- _PROBLEM_
Return all the entries word for word, minus the pictures.

(Element data from apps and pages)
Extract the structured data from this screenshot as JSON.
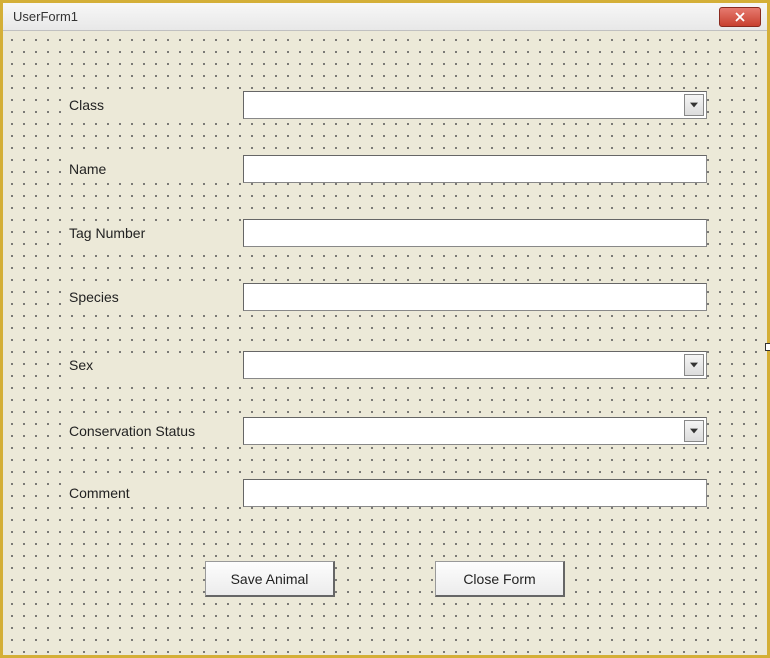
{
  "window": {
    "title": "UserForm1"
  },
  "fields": {
    "class": {
      "label": "Class",
      "value": ""
    },
    "name": {
      "label": "Name",
      "value": ""
    },
    "tagNumber": {
      "label": "Tag Number",
      "value": ""
    },
    "species": {
      "label": "Species",
      "value": ""
    },
    "sex": {
      "label": "Sex",
      "value": ""
    },
    "conservationStatus": {
      "label": "Conservation Status",
      "value": ""
    },
    "comment": {
      "label": "Comment",
      "value": ""
    }
  },
  "buttons": {
    "save": "Save Animal",
    "close": "Close Form"
  }
}
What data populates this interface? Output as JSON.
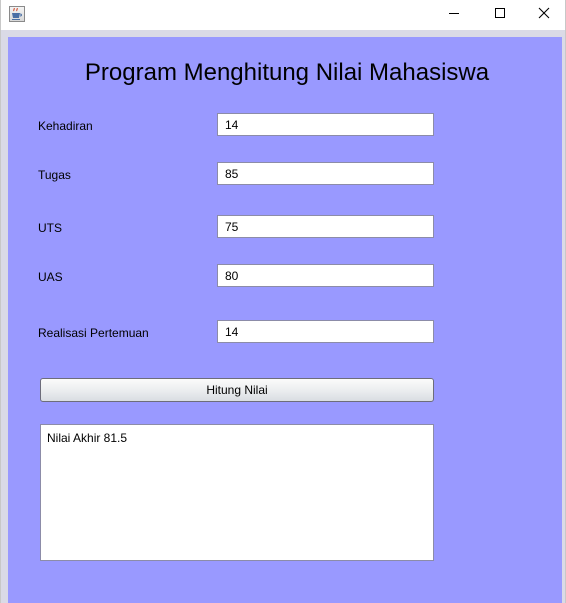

- _REPLY_
Extract the structured data from this screenshot as JSON.
{
  "window": {
    "title": "UserForm1"
  },
  "fields": {
    "class": {
      "label": "Class",
      "value": ""
    },
    "name": {
      "label": "Name",
      "value": ""
    },
    "tagNumber": {
      "label": "Tag Number",
      "value": ""
    },
    "species": {
      "label": "Species",
      "value": ""
    },
    "sex": {
      "label": "Sex",
      "value": ""
    },
    "conservationStatus": {
      "label": "Conservation Status",
      "value": ""
    },
    "comment": {
      "label": "Comment",
      "value": ""
    }
  },
  "buttons": {
    "save": "Save Animal",
    "close": "Close Form"
  }
}
What data populates this interface? Output as JSON.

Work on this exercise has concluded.